Give a verbatim copy of the data, leaving the pictures out.

Entries from a dataset of interfaces:
****************************************

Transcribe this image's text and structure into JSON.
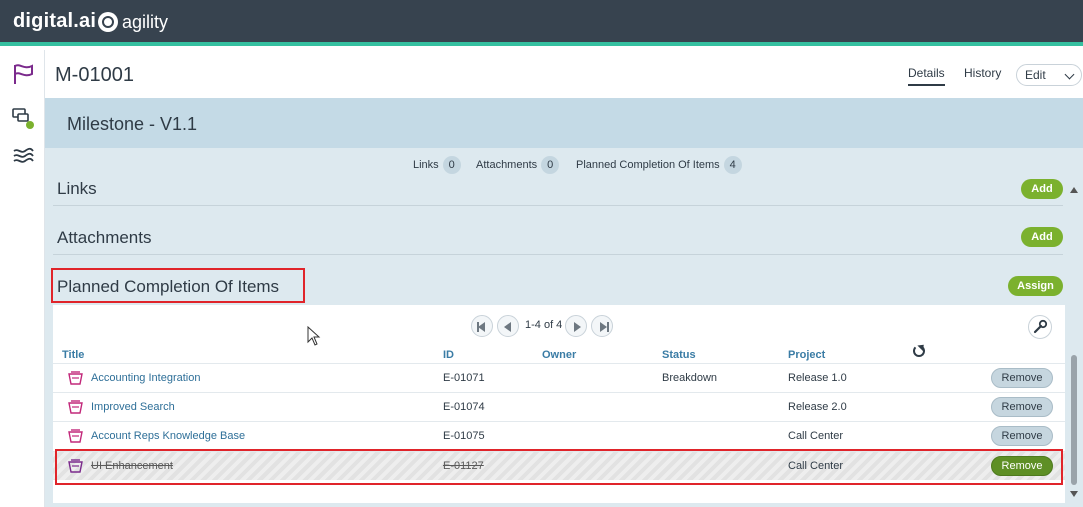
{
  "topbar": {
    "brand": "digital.ai",
    "product": "agility"
  },
  "header": {
    "item_id": "M-01001",
    "tabs": [
      "Details",
      "History"
    ],
    "edit_label": "Edit"
  },
  "panel": {
    "title": "Milestone - V1.1",
    "summary": [
      {
        "label": "Links",
        "count": "0"
      },
      {
        "label": "Attachments",
        "count": "0"
      },
      {
        "label": "Planned Completion Of Items",
        "count": "4"
      }
    ]
  },
  "sections": {
    "links": {
      "title": "Links",
      "button": "Add"
    },
    "attachments": {
      "title": "Attachments",
      "button": "Add"
    },
    "planned": {
      "title": "Planned Completion Of Items",
      "button": "Assign"
    }
  },
  "table": {
    "pager_text": "1-4 of 4",
    "columns": [
      "Title",
      "ID",
      "Owner",
      "Status",
      "Project"
    ],
    "rows": [
      {
        "title": "Accounting Integration",
        "id": "E-01071",
        "owner": "",
        "status": "Breakdown",
        "project": "Release 1.0",
        "action": "Remove",
        "closed": false
      },
      {
        "title": "Improved Search",
        "id": "E-01074",
        "owner": "",
        "status": "",
        "project": "Release 2.0",
        "action": "Remove",
        "closed": false
      },
      {
        "title": "Account Reps Knowledge Base",
        "id": "E-01075",
        "owner": "",
        "status": "",
        "project": "Call Center",
        "action": "Remove",
        "closed": false
      },
      {
        "title": "UI Enhancement",
        "id": "E-01127",
        "owner": "",
        "status": "",
        "project": "Call Center",
        "action": "Remove",
        "closed": true
      }
    ]
  },
  "colors": {
    "topbar": "#37434f",
    "accent_teal": "#35c0a0",
    "green_button": "#7bb12e",
    "highlight_red": "#e0242a",
    "link_blue": "#2e6f98"
  },
  "icons": [
    "flag-icon",
    "conversation-icon",
    "waves-icon",
    "wrench-icon",
    "refresh-icon",
    "epic-icon"
  ]
}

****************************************

YOUR SOLUTION
Transcribe this image's text and structure into JSON.
{
  "topbar": {
    "brand": "digital.ai",
    "product": "agility"
  },
  "header": {
    "item_id": "M-01001",
    "tabs": [
      "Details",
      "History"
    ],
    "edit_label": "Edit"
  },
  "panel": {
    "title": "Milestone - V1.1",
    "summary": [
      {
        "label": "Links",
        "count": "0"
      },
      {
        "label": "Attachments",
        "count": "0"
      },
      {
        "label": "Planned Completion Of Items",
        "count": "4"
      }
    ]
  },
  "sections": {
    "links": {
      "title": "Links",
      "button": "Add"
    },
    "attachments": {
      "title": "Attachments",
      "button": "Add"
    },
    "planned": {
      "title": "Planned Completion Of Items",
      "button": "Assign"
    }
  },
  "table": {
    "pager_text": "1-4 of 4",
    "columns": [
      "Title",
      "ID",
      "Owner",
      "Status",
      "Project"
    ],
    "rows": [
      {
        "title": "Accounting Integration",
        "id": "E-01071",
        "owner": "",
        "status": "Breakdown",
        "project": "Release 1.0",
        "action": "Remove",
        "closed": false
      },
      {
        "title": "Improved Search",
        "id": "E-01074",
        "owner": "",
        "status": "",
        "project": "Release 2.0",
        "action": "Remove",
        "closed": false
      },
      {
        "title": "Account Reps Knowledge Base",
        "id": "E-01075",
        "owner": "",
        "status": "",
        "project": "Call Center",
        "action": "Remove",
        "closed": false
      },
      {
        "title": "UI Enhancement",
        "id": "E-01127",
        "owner": "",
        "status": "",
        "project": "Call Center",
        "action": "Remove",
        "closed": true
      }
    ]
  },
  "colors": {
    "topbar": "#37434f",
    "accent_teal": "#35c0a0",
    "green_button": "#7bb12e",
    "highlight_red": "#e0242a",
    "link_blue": "#2e6f98"
  },
  "icons": [
    "flag-icon",
    "conversation-icon",
    "waves-icon",
    "wrench-icon",
    "refresh-icon",
    "epic-icon"
  ]
}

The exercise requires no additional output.